I can’t help myself but to comment again on the new Gap logo. Now that the company has responded to the negative public outcry, I must follow up.
They have released some statements that caught my attention.
First they said they have been working on this rebrand for two years. Wow, really I find that really hard to believe. They missed the mark in so many ways, how could that have happened with a two-years or discovery and development?
Second, they said the new logo was created to “connect with their millennial target market.” Again I find that to be a strange comment because they clearly did not “connect with their millennial target market.”
So I decided to do some research myself and here is what I found, in about 10 minutes.
- I did a two second Google search and found this article on USA Today.com from earlier this year. It had some great insight on this generation. Based on what I read, if I were designing this logo I would have created something a bit more sophisticated instead of dumbing it down as they have. This was just one of many articles about the Millennial generation.
- Then I conducted a quick focus group with my son and a group of his friends, who are Millennials. They were, conveniently for me, hanging out and eating everything at my house. I showed them the logo and asked them “what does this logo say to you?” They had various reactions, none of which were good. They all said that the logo looked like “they sell boring clothes.” Most of them said they have never spent any of their “own” money in a Gap store.
- That comment made me pick up the phone and call a friend of mine who is the manager at a very large local mall. She said that their findings show that right now teens and young 20’s are the biggest spenders because they have money and no bills. Hmmm.
I’m not trying to make light of the discovery process. I know that if I were the one to do the rebrand I would dig deeper than just the three things I mentioned above. However, I do want to point out that I gained some valuable information from doing some simple research. Maybe they should have dug a little deeper.
So either Gap, Inc. is totally off on who their target market is, or they don’t understand the market they want to attract. Or both. It seems to me that they have completely lost touch of who they are and who their market is.
The last thing I will comment on is their invitation for a crowd-sourcing project. A representative was quoted saying “We love our version, but we’d like to… see other ideas.” There are two-things wrong with that statement. “We love,” tells me that this brand was created with an internal mindset. Yes, as a company you want to like your logo and be proud to promote it. It does make marketing a lot easier. However, you don’t start there, you end there. If you are a consumer products company you have to start with an external mindset. What does our market want, how do they feel, what emotion do we want them to feel when they interact with our brand? Gap has it all backwards.
The second thing wrong with their statement is the “invitation for a crowd-sourcing project” Are they aware that crowd-sourcing is the same thing as asking a professional to do spec work? This is a big no no as any professional designer knows. In case the folks at Gap don’t know what that means here is AIGA’s position on spec work. Basically they paid big money for a logo that doesn’t work, and now they are looking to the design community to bail them out, for free. Maybe they’ll give out some free chino’s if they like what you do. The design community should stand together and not participate. It’s an insult. Shame on Gap, Inc.

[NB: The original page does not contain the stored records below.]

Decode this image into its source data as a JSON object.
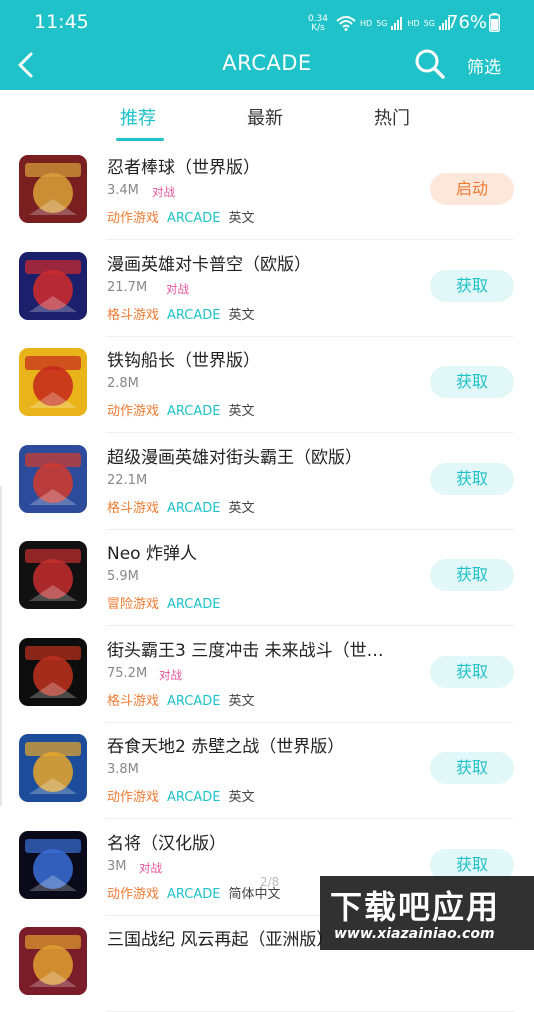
{
  "status_bar": {
    "time": "11:45",
    "net_speed_value": "0.34",
    "net_speed_unit": "K/s",
    "hd1": "HD",
    "sig1": "5G",
    "hd2": "HD",
    "sig2": "5G",
    "battery": "76%"
  },
  "header": {
    "title": "ARCADE",
    "filter_label": "筛选",
    "accent_color": "#1fc2c8"
  },
  "tabs": [
    {
      "label": "推荐",
      "active": true
    },
    {
      "label": "最新",
      "active": false
    },
    {
      "label": "热门",
      "active": false
    }
  ],
  "games": [
    {
      "name": "忍者棒球（世界版）",
      "size": "3.4M",
      "tag": "对战",
      "genre": "动作游戏",
      "platform": "ARCADE",
      "lang": "英文",
      "action": "启动",
      "thumb_colors": [
        "#7a1f1f",
        "#d8a23a"
      ]
    },
    {
      "name": "漫画英雄对卡普空（欧版）",
      "size": "21.7M",
      "tag": "对战",
      "genre": "格斗游戏",
      "platform": "ARCADE",
      "lang": "英文",
      "action": "获取",
      "thumb_colors": [
        "#1c1f6b",
        "#d12b2b"
      ]
    },
    {
      "name": "铁钩船长（世界版）",
      "size": "2.8M",
      "tag": "",
      "genre": "动作游戏",
      "platform": "ARCADE",
      "lang": "英文",
      "action": "获取",
      "thumb_colors": [
        "#e8b41a",
        "#c4261d"
      ]
    },
    {
      "name": "超级漫画英雄对街头霸王（欧版）",
      "size": "22.1M",
      "tag": "",
      "genre": "格斗游戏",
      "platform": "ARCADE",
      "lang": "英文",
      "action": "获取",
      "thumb_colors": [
        "#2c4b9b",
        "#d33a2c"
      ]
    },
    {
      "name": "Neo 炸弹人",
      "size": "5.9M",
      "tag": "",
      "genre": "冒险游戏",
      "platform": "ARCADE",
      "lang": "",
      "action": "获取",
      "thumb_colors": [
        "#111111",
        "#c62d2d"
      ]
    },
    {
      "name": "街头霸王3 三度冲击 未来战斗（世…",
      "size": "75.2M",
      "tag": "对战",
      "genre": "格斗游戏",
      "platform": "ARCADE",
      "lang": "英文",
      "action": "获取",
      "thumb_colors": [
        "#0d0d0d",
        "#c1311f"
      ]
    },
    {
      "name": "吞食天地2 赤壁之战（世界版）",
      "size": "3.8M",
      "tag": "",
      "genre": "动作游戏",
      "platform": "ARCADE",
      "lang": "英文",
      "action": "获取",
      "thumb_colors": [
        "#1d4d9a",
        "#e9a72a"
      ]
    },
    {
      "name": "名将（汉化版）",
      "size": "3M",
      "tag": "对战",
      "genre": "动作游戏",
      "platform": "ARCADE",
      "lang": "简体中文",
      "action": "获取",
      "thumb_colors": [
        "#0a0a1a",
        "#3a6fd8"
      ]
    },
    {
      "name": "三国战纪 风云再起（亚洲版）",
      "size": "",
      "tag": "",
      "genre": "",
      "platform": "",
      "lang": "",
      "action": "",
      "thumb_colors": [
        "#7b1c2a",
        "#e0a030"
      ]
    }
  ],
  "page_indicator": "2/8",
  "watermark": {
    "title": "下载吧应用",
    "url": "www.xiazainiao.com"
  }
}
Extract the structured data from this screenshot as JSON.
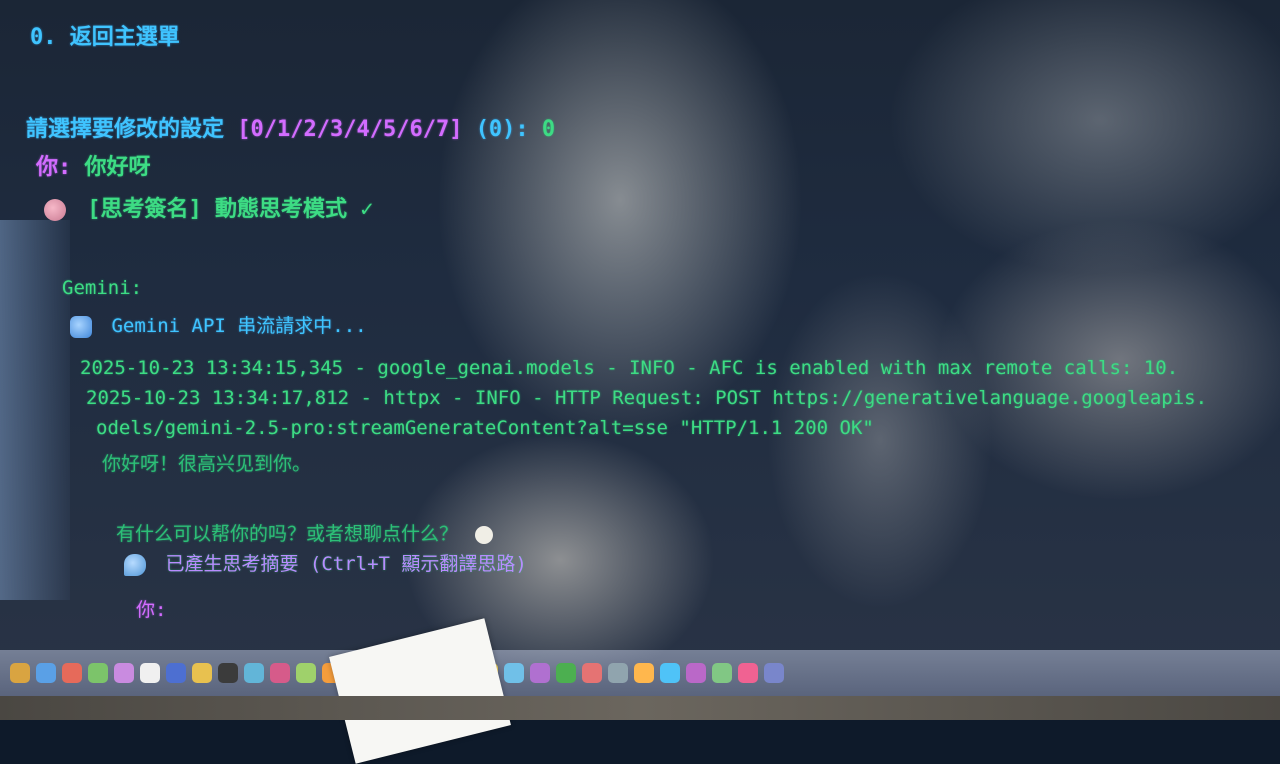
{
  "terminal": {
    "menu_return": "0. 返回主選單",
    "prompt_settings_label": "請選擇要修改的設定",
    "prompt_settings_options": "[0/1/2/3/4/5/6/7]",
    "prompt_settings_default": "(0):",
    "prompt_settings_value": "0",
    "user1_label": "你:",
    "user1_message": "你好呀",
    "thinking_signature": "[思考簽名] 動態思考模式 ✓",
    "model_label": "Gemini:",
    "streaming_status": "Gemini API 串流請求中...",
    "log1": "2025-10-23 13:34:15,345 - google_genai.models - INFO - AFC is enabled with max remote calls: 10.",
    "log2": "2025-10-23 13:34:17,812 - httpx - INFO - HTTP Request: POST https://generativelanguage.googleapis.",
    "log3": "odels/gemini-2.5-pro:streamGenerateContent?alt=sse \"HTTP/1.1 200 OK\"",
    "reply1": "你好呀！很高兴见到你。",
    "reply2": "有什么可以帮你的吗？或者想聊点什么？",
    "summary_notice": "已產生思考摘要 (Ctrl+T 顯示翻譯思路)",
    "user2_label": "你:"
  },
  "icons": {
    "thinking": "brain-icon",
    "streaming": "refresh-icon",
    "summary": "speech-bubble-icon",
    "reply_emoji": "moon-icon"
  },
  "colors": {
    "terminal_green": "#3ddc84",
    "prompt_cyan": "#3fc4ff",
    "prompt_magenta": "#d36cff"
  }
}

All of this has been disappointing and amusing all at the same time. I’ll be waiting to hear what they have to say next.